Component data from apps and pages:
-------------------------
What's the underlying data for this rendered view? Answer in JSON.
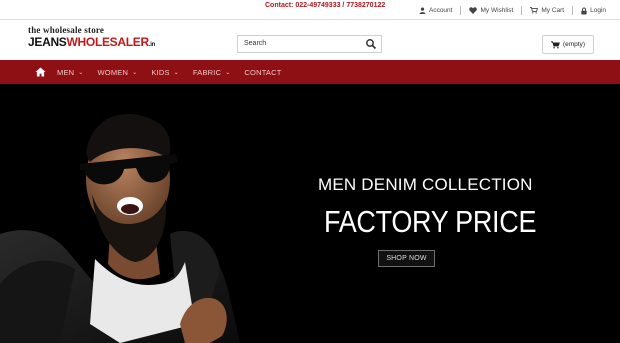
{
  "topbar": {
    "contact": "Contact: 022-49749333 / 7738270122",
    "links": [
      {
        "label": "Account",
        "icon": "user-icon"
      },
      {
        "label": "My Wishlist",
        "icon": "heart-icon"
      },
      {
        "label": "My Cart",
        "icon": "cart-icon"
      },
      {
        "label": "Login",
        "icon": "lock-icon"
      }
    ]
  },
  "logo": {
    "tagline": "the wholesale store",
    "brand_part1": "JEANS",
    "brand_part2": "WHOLESALER",
    "brand_suffix": ".in"
  },
  "search": {
    "placeholder": "Search"
  },
  "cart": {
    "label": "(empty)"
  },
  "nav": {
    "home_icon": "home-icon",
    "items": [
      {
        "label": "MEN",
        "has_dropdown": true
      },
      {
        "label": "WOMEN",
        "has_dropdown": true
      },
      {
        "label": "KIDS",
        "has_dropdown": true
      },
      {
        "label": "FABRIC",
        "has_dropdown": true
      },
      {
        "label": "CONTACT",
        "has_dropdown": false
      }
    ]
  },
  "hero": {
    "subtitle": "MEN DENIM COLLECTION",
    "title": "FACTORY PRICE",
    "button": "SHOP NOW"
  },
  "colors": {
    "brand_red": "#c4181c",
    "nav_bg": "#8e0f14",
    "hero_bg": "#000000"
  }
}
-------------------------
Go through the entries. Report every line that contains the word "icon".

        "icon": "user-icon"
        "icon": "heart-icon"
        "icon": "cart-icon"
        "icon": "lock-icon"
    "home_icon": "home-icon",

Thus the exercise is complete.